|Institution:||Universitetet i Tromsø|
|Keywords:||VDP::Social science: 200::Law: 340::International law: 344; VDP::Samfunnsvitenskap: 200::Rettsvitenskap: 340::Folkerett: 344; Law of the Sea|
|Full text PDF:||http://hdl.handle.net/10037/8468|
In the context of increasing duties to protect and preserve marine biodiversity, and of gaining importance of indigenous rights, this thesis discusses how international law recognizes the rights of indigenous peoples to harvest marine mammals. It takes on both the perspective from a human rights lawyer, as that of a law of the sea scholar. The human rights law perspective is based on the right to self-determination enshrined in the ICCPR and the ICESCR, and the right to culture, as reflected in Article 27 of the ICCPR and general international law.
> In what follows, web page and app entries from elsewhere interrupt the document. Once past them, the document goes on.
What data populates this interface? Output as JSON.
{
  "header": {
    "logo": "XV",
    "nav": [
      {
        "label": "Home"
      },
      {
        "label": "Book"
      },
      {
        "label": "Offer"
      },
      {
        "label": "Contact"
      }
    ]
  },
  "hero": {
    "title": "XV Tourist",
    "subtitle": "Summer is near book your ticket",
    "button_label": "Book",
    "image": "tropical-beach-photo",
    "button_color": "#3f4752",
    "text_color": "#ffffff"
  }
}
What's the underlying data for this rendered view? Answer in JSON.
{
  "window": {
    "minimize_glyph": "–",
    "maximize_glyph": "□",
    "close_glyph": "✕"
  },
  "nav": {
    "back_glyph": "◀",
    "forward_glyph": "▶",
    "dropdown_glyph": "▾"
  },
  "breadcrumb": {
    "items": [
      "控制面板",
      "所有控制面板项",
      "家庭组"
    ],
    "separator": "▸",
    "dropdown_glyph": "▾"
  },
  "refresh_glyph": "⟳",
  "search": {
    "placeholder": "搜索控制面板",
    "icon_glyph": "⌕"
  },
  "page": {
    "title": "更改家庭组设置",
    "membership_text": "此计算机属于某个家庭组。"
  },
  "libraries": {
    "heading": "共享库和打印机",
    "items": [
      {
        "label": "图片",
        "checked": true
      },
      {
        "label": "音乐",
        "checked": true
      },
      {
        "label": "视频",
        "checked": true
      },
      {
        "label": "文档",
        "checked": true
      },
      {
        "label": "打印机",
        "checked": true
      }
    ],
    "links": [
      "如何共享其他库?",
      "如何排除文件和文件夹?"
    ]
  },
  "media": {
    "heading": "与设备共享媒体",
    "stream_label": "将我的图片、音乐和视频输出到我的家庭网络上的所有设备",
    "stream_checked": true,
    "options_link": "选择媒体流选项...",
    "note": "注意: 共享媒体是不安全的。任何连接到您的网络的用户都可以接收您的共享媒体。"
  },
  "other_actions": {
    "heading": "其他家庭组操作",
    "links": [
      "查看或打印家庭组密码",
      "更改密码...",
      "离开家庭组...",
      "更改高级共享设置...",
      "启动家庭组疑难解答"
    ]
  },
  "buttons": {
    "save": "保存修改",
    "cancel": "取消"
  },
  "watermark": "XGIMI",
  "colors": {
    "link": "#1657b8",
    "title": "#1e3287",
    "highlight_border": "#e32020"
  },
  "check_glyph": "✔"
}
Through the eyes of the law of the sea scholar, indigenous peoples are entitled to harvest marine mammals based on the aboriginal subsistence whaling exemption in the ICRW system, and the “local people” exception to the polar bear hunt prohibition in the Polar Bear Agreement. Although both fields of law recognize an indigenous people’s right to harvest marine mammals, they differ in scope and application. This thesis argues that these two bodies of international law should be used and interpreted complementary to each other. Advisors/Committee Members: Bankes, Nigel (advisor).